“I think one of the biggest things is to remember life is short and don’t take it for granted,” Alexandra said. “I think for a long time you get used to the swing of things and the fast pace and the moving and grooving that you forget to take advantage of those small opportunities but the ones that are also so truly important. So, I think we’ve visited Reidsville more in the past year than we have in a really long time and just from that, I came into a greater appreciation for the love and the family and being around people that truly love you and have your back and best interests at heart.”
“My mom [Veronica] has a business in Charlotte so that kept her in Charlotte instead of coming back to Reidsville and I see her commute all the time. I’ll call her up and say, ‘Hey, what are you doing?

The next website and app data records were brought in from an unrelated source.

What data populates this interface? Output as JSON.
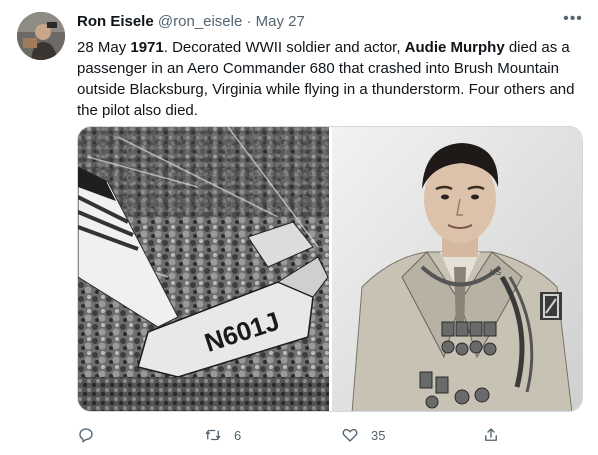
{
  "author": {
    "name": "Ron Eisele",
    "handle": "@ron_eisele",
    "separator": "·",
    "date": "May 27",
    "avatar_icon": "profile-photo"
  },
  "tweet": {
    "parts": {
      "p1": "28 May ",
      "p2": "1971",
      "p3": ". Decorated WWII soldier and actor, ",
      "p4": "Audie Murphy",
      "p5": " died as a passenger in an Aero Commander 680 that crashed into Brush Mountain outside Blacksburg, Virginia while flying in a thunderstorm. Four others and the pilot also died."
    }
  },
  "media": {
    "left_photo": {
      "tail_number": "N601J"
    },
    "right_photo": {
      "collar_text": "US"
    }
  },
  "actions": {
    "reply_icon": "reply-icon",
    "retweet_count": "6",
    "like_count": "35",
    "share_icon": "share-icon"
  },
  "colors": {
    "text": "#0f1419",
    "secondary": "#536471",
    "border": "#cfd9de"
  }
}
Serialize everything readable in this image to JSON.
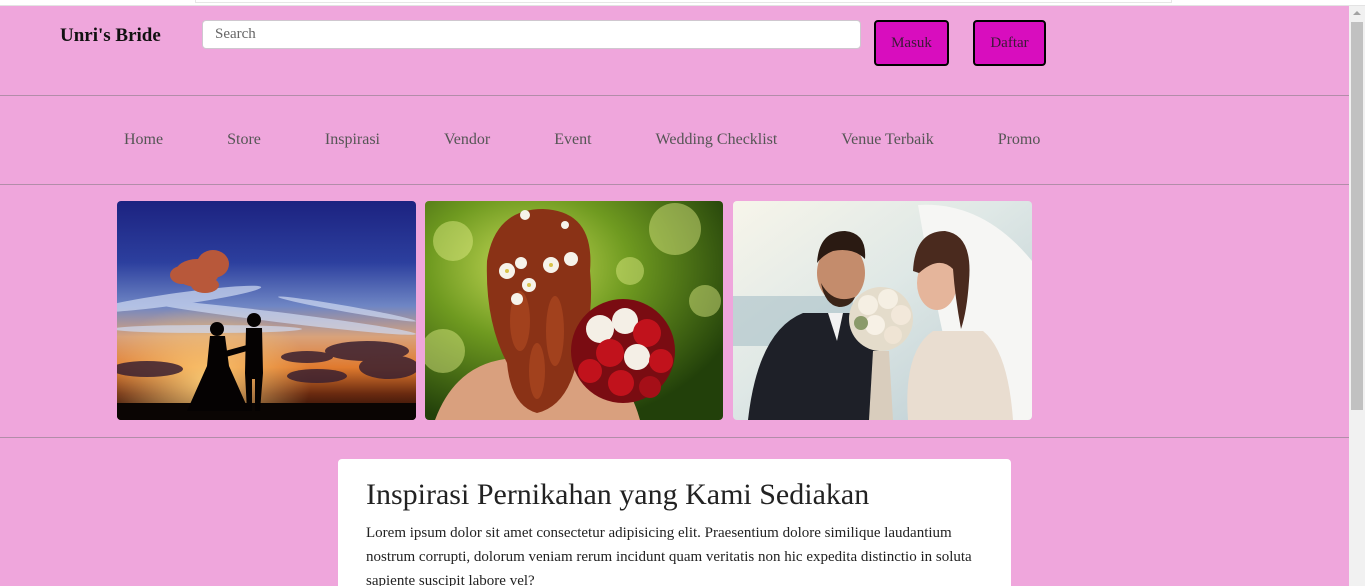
{
  "header": {
    "brand": "Unri's Bride",
    "search_placeholder": "Search",
    "login_label": "Masuk",
    "register_label": "Daftar"
  },
  "nav": {
    "items": [
      "Home",
      "Store",
      "Inspirasi",
      "Vendor",
      "Event",
      "Wedding Checklist",
      "Venue Terbaik",
      "Promo"
    ]
  },
  "card": {
    "title": "Inspirasi Pernikahan yang Kami Sediakan",
    "body": "Lorem ipsum dolor sit amet consectetur adipisicing elit. Praesentium dolore similique laudantium nostrum corrupti, dolorum veniam rerum incidunt quam veritatis non hic expedita distinctio in soluta sapiente suscipit labore vel?"
  },
  "icons": {
    "scrollbar_up": "triangle-up-icon"
  },
  "colors": {
    "page_background": "#EFA6DC",
    "button_background": "#D80DBE",
    "divider": "#B28DA9",
    "card_background": "#FFFFFF"
  }
}
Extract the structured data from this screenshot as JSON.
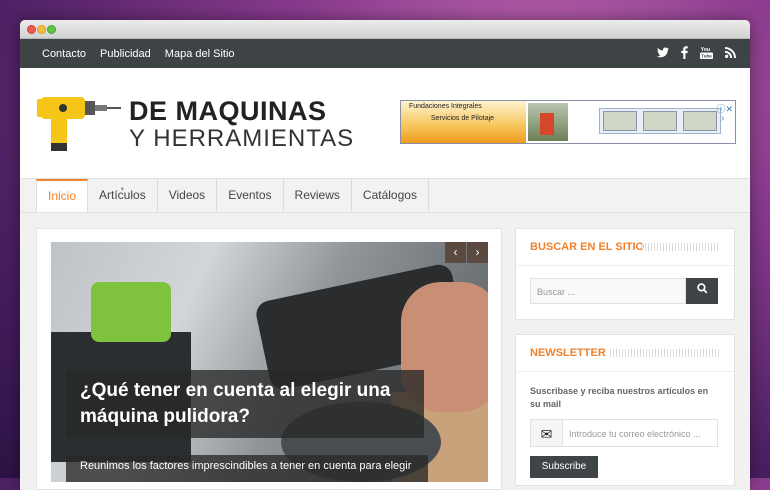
{
  "topbar": {
    "links": [
      "Contacto",
      "Publicidad",
      "Mapa del Sitio"
    ],
    "social_icons": [
      "twitter-icon",
      "facebook-icon",
      "youtube-icon",
      "rss-icon"
    ]
  },
  "logo": {
    "line1": "DE MAQUINAS",
    "line2": "Y HERRAMIENTAS"
  },
  "ad": {
    "line1": "Fundaciones Integrales",
    "line2": "Servicios de Pilotaje"
  },
  "nav": {
    "items": [
      "Inicio",
      "Artículos",
      "Videos",
      "Eventos",
      "Reviews",
      "Catálogos"
    ]
  },
  "slider": {
    "title": "¿Qué tener en cuenta al elegir una máquina pulidora?",
    "excerpt": "Reunimos los factores imprescindibles a tener en cuenta para elegir"
  },
  "search_widget": {
    "title": "BUSCAR EN EL SITIO",
    "placeholder": "Buscar ..."
  },
  "newsletter": {
    "title": "NEWSLETTER",
    "text": "Suscribase y reciba nuestros artículos en su mail",
    "placeholder": "Introduce tu correo electrónico ...",
    "button": "Subscribe"
  },
  "colors": {
    "accent": "#f0812d",
    "topbar": "#3e4346",
    "dark_button": "#3f4547"
  }
}
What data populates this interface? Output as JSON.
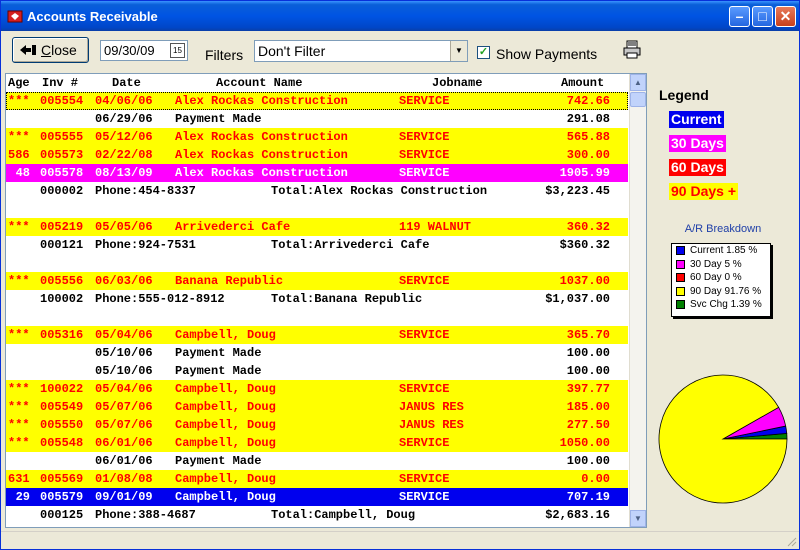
{
  "window": {
    "title": "Accounts Receivable"
  },
  "toolbar": {
    "close_label_underlined": "C",
    "close_label_rest": "lose",
    "date_value": "09/30/09",
    "calendar_icon_text": "15",
    "filters_label": "Filters",
    "filter_value": "Don't Filter",
    "show_payments_checked": true,
    "show_payments_label": "Show Payments"
  },
  "columns": {
    "age": "Age",
    "inv": "Inv #",
    "date": "Date",
    "name": "Account Name",
    "job": "Jobname",
    "amount": "Amount"
  },
  "colors": {
    "current": "#0000ee",
    "d30": "#ff00ff",
    "d60": "#ff0000",
    "d90": "#ffff00",
    "red_text": "#ff0000",
    "white_text": "#ffffff",
    "black_text": "#000000"
  },
  "rows": [
    {
      "kind": "inv",
      "bg": "#ffff00",
      "fg": "#ff0000",
      "age": "***",
      "inv": "005554",
      "date": "04/06/06",
      "name": "Alex Rockas Construction",
      "job": "SERVICE",
      "amt": "742.66",
      "selected": true
    },
    {
      "kind": "pay",
      "date": "06/29/06",
      "name": "Payment Made",
      "amt": "291.08"
    },
    {
      "kind": "inv",
      "bg": "#ffff00",
      "fg": "#ff0000",
      "age": "***",
      "inv": "005555",
      "date": "05/12/06",
      "name": "Alex Rockas Construction",
      "job": "SERVICE",
      "amt": "565.88"
    },
    {
      "kind": "inv",
      "bg": "#ffff00",
      "fg": "#ff0000",
      "age": "586",
      "inv": "005573",
      "date": "02/22/08",
      "name": "Alex Rockas Construction",
      "job": "SERVICE",
      "amt": "300.00"
    },
    {
      "kind": "inv",
      "bg": "#ff00ff",
      "fg": "#ffffff",
      "age": "48",
      "inv": "005578",
      "date": "08/13/09",
      "name": "Alex Rockas Construction",
      "job": "SERVICE",
      "amt": "1905.99"
    },
    {
      "kind": "total",
      "acct": "000002",
      "phone": "Phone:454-8337",
      "total": "Total:Alex Rockas Construction",
      "amt": "$3,223.45"
    },
    {
      "kind": "blank"
    },
    {
      "kind": "inv",
      "bg": "#ffff00",
      "fg": "#ff0000",
      "age": "***",
      "inv": "005219",
      "date": "05/05/06",
      "name": "Arrivederci Cafe",
      "job": "119 WALNUT",
      "amt": "360.32"
    },
    {
      "kind": "total",
      "acct": "000121",
      "phone": "Phone:924-7531",
      "total": "Total:Arrivederci Cafe",
      "amt": "$360.32"
    },
    {
      "kind": "blank"
    },
    {
      "kind": "inv",
      "bg": "#ffff00",
      "fg": "#ff0000",
      "age": "***",
      "inv": "005556",
      "date": "06/03/06",
      "name": "Banana Republic",
      "job": "SERVICE",
      "amt": "1037.00"
    },
    {
      "kind": "total",
      "acct": "100002",
      "phone": "Phone:555-012-8912",
      "total": "Total:Banana Republic",
      "amt": "$1,037.00"
    },
    {
      "kind": "blank"
    },
    {
      "kind": "inv",
      "bg": "#ffff00",
      "fg": "#ff0000",
      "age": "***",
      "inv": "005316",
      "date": "05/04/06",
      "name": "Campbell, Doug",
      "job": "SERVICE",
      "amt": "365.70"
    },
    {
      "kind": "pay",
      "date": "05/10/06",
      "name": "Payment Made",
      "amt": "100.00"
    },
    {
      "kind": "pay",
      "date": "05/10/06",
      "name": "Payment Made",
      "amt": "100.00"
    },
    {
      "kind": "inv",
      "bg": "#ffff00",
      "fg": "#ff0000",
      "age": "***",
      "inv": "100022",
      "date": "05/04/06",
      "name": "Campbell, Doug",
      "job": "SERVICE",
      "amt": "397.77"
    },
    {
      "kind": "inv",
      "bg": "#ffff00",
      "fg": "#ff0000",
      "age": "***",
      "inv": "005549",
      "date": "05/07/06",
      "name": "Campbell, Doug",
      "job": "JANUS RES",
      "amt": "185.00"
    },
    {
      "kind": "inv",
      "bg": "#ffff00",
      "fg": "#ff0000",
      "age": "***",
      "inv": "005550",
      "date": "05/07/06",
      "name": "Campbell, Doug",
      "job": "JANUS RES",
      "amt": "277.50"
    },
    {
      "kind": "inv",
      "bg": "#ffff00",
      "fg": "#ff0000",
      "age": "***",
      "inv": "005548",
      "date": "06/01/06",
      "name": "Campbell, Doug",
      "job": "SERVICE",
      "amt": "1050.00"
    },
    {
      "kind": "pay",
      "date": "06/01/06",
      "name": "Payment Made",
      "amt": "100.00"
    },
    {
      "kind": "inv",
      "bg": "#ffff00",
      "fg": "#ff0000",
      "age": "631",
      "inv": "005569",
      "date": "01/08/08",
      "name": "Campbell, Doug",
      "job": "SERVICE",
      "amt": "0.00"
    },
    {
      "kind": "inv",
      "bg": "#0000ee",
      "fg": "#ffffff",
      "age": "29",
      "inv": "005579",
      "date": "09/01/09",
      "name": "Campbell, Doug",
      "job": "SERVICE",
      "amt": "707.19"
    },
    {
      "kind": "total",
      "acct": "000125",
      "phone": "Phone:388-4687",
      "total": "Total:Campbell, Doug",
      "amt": "$2,683.16"
    }
  ],
  "legend": {
    "title": "Legend",
    "items": [
      {
        "label": "Current",
        "bg": "#0000ee",
        "fg": "#ffffff"
      },
      {
        "label": "30 Days",
        "bg": "#ff00ff",
        "fg": "#ffffff"
      },
      {
        "label": "60 Days",
        "bg": "#ff0000",
        "fg": "#ffffff"
      },
      {
        "label": "90 Days +",
        "bg": "#ffff00",
        "fg": "#ff0000"
      }
    ]
  },
  "breakdown": {
    "title": "A/R Breakdown",
    "items": [
      {
        "label": "Current 1.85 %",
        "color": "#0000ee",
        "value": 1.85
      },
      {
        "label": "30 Day 5 %",
        "color": "#ff00ff",
        "value": 5
      },
      {
        "label": "60 Day 0 %",
        "color": "#ff0000",
        "value": 0
      },
      {
        "label": "90 Day 91.76 %",
        "color": "#ffff00",
        "value": 91.76
      },
      {
        "label": "Svc Chg 1.39 %",
        "color": "#008000",
        "value": 1.39
      }
    ]
  }
}
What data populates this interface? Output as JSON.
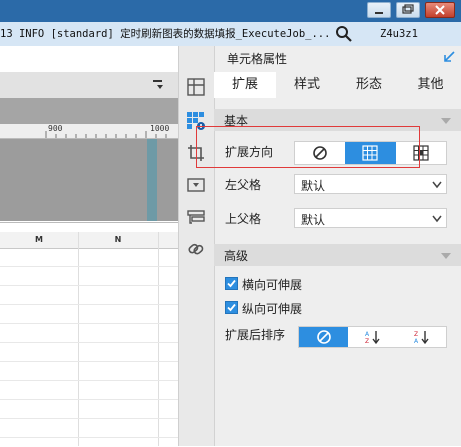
{
  "log": {
    "text": "13 INFO [standard] 定时刷新图表的数据填报_ExecuteJob_...",
    "id": "Z4u3z1"
  },
  "ruler": {
    "labels": [
      "900",
      "1000"
    ]
  },
  "grid": {
    "columns": [
      "M",
      "N"
    ]
  },
  "panel": {
    "title": "单元格属性",
    "tabs": [
      "扩展",
      "样式",
      "形态",
      "其他"
    ],
    "basic": {
      "header": "基本",
      "direction_label": "扩展方向",
      "left_parent_label": "左父格",
      "left_parent_value": "默认",
      "top_parent_label": "上父格",
      "top_parent_value": "默认"
    },
    "advanced": {
      "header": "高级",
      "horizontal_label": "横向可伸展",
      "vertical_label": "纵向可伸展",
      "sort_label": "扩展后排序"
    }
  },
  "colors": {
    "accent": "#2d8ee0",
    "highlight": "#e03a3a",
    "titlebar": "#2b6aa8"
  }
}
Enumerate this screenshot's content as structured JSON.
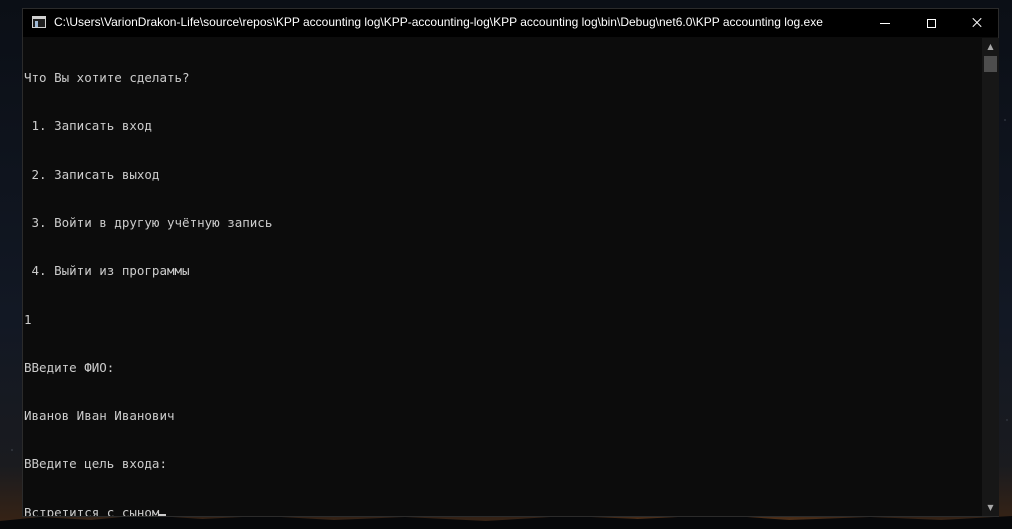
{
  "window": {
    "title": "C:\\Users\\VarionDrakon-Life\\source\\repos\\KPP accounting log\\KPP-accounting-log\\KPP accounting log\\bin\\Debug\\net6.0\\KPP accounting log.exe",
    "icons": {
      "app": "console-app-icon",
      "minimize": "minimize-icon",
      "maximize": "maximize-icon",
      "close": "close-icon",
      "scroll_up": "scroll-up-arrow-icon",
      "scroll_down": "scroll-down-arrow-icon"
    },
    "scroll_up_glyph": "▲",
    "scroll_down_glyph": "▼"
  },
  "console": {
    "lines": [
      "Что Вы хотите сделать?",
      " 1. Записать вход",
      " 2. Записать выход",
      " 3. Войти в другую учётную запись",
      " 4. Выйти из программы",
      "1",
      "ВВедите ФИО:",
      "Иванов Иван Иванович",
      "ВВедите цель входа:"
    ],
    "current_input": "Встретится с сыном"
  },
  "colors": {
    "console_bg": "#0c0c0c",
    "console_text": "#cccccc",
    "titlebar_bg": "#000000",
    "title_text": "#ffffff"
  }
}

And she’ll tell say, ‘I’m driving to Reidsville and I always ask her why didn’t you take me?’ and she’ll say, ‘Alex, you’ve got work to do,’ and I’ll tell her Miss North Carolina will wait for a second.”
The family already had strong senses of faith and loads of strength before the ordeal but as the old saying goes, ‘Iron sharpens iron.’
“My faith is strong because of my family so I knew as soon as my mom told me, I just went, ‘We’re going to figure out why later so for now, we’re going to keep chugging along, have faith, and know she’s going to be just fine but we need to see what we need to do next and go from there,” Alexandra said.
Fleming was also blessed in the sense she had adequate health care and thanks to her yearly screenings, was able to catch the disease early. In the end, she was fortunate enough to avoid chemotherapy but still had to undergo radiation treatments, which is my no means a picnic.
Doctors warned Fleming she could still get sick from the radiation but all it took was one treatment for Alexandra and her mom to realize Fleming was going to be just fine.
“She was a trooper. When I tell you, she took that thing like a champ, I really mean it,” Alexandra said, laughing. “We sat down, she went in, she came back out, we said ‘You good?’ She said yes, and then we kept it moving, got some food and kept it chucking back to the house. Seeing that really continued to empower me and let me know I could achieve anything I wanted, anything I sat my mind to, so while I talk about the youth being my inspiration, my grandmother has been a big one as well and it’s been a joy watching her grow and watching our relationship to grow.”
The relationships have grown as well and according to Alexandra, has helped them become even more of a “Dynamic trio” than they already are.
When asked what message she wanted to pass on to Caswell residents, Alexandra gave a simple answer.
“I think the message in it is that I wanted to share with everybody today is that there is a light at the end of the tunnel and I know everybody has their own beliefs, but I believe there is a much, much better place for us once we finish our time here on Earth so whether that means we’re standing here together or we’re going to see each other in the long run, there’s going to be something positive to come from it.”
It’s a message that Alexandra loves sharing with not only cancer survivors, but survivors of domestic violence and sexual assault as well.
“I think one of the biggest things that I do always try to share is the support system you not only gain, but then get to to go back to and be a rock and guidance for the people that are going through what you went through before,” Alexandra said. “It’s a huge village and a huge family of people and I think it’s really great to try and bring people together to support one another and be that village because it’s so easy to find yourself in a dark place because most of the time those moments are the lowest of your lows. But I always try to help people find the light in that situation and while they might not see it in the first, five or even 10 years, they’ll see the reason they went through struggles and will learn how to use it to make a difference and positive change in their communities.”
Rosetta said it the best: Special.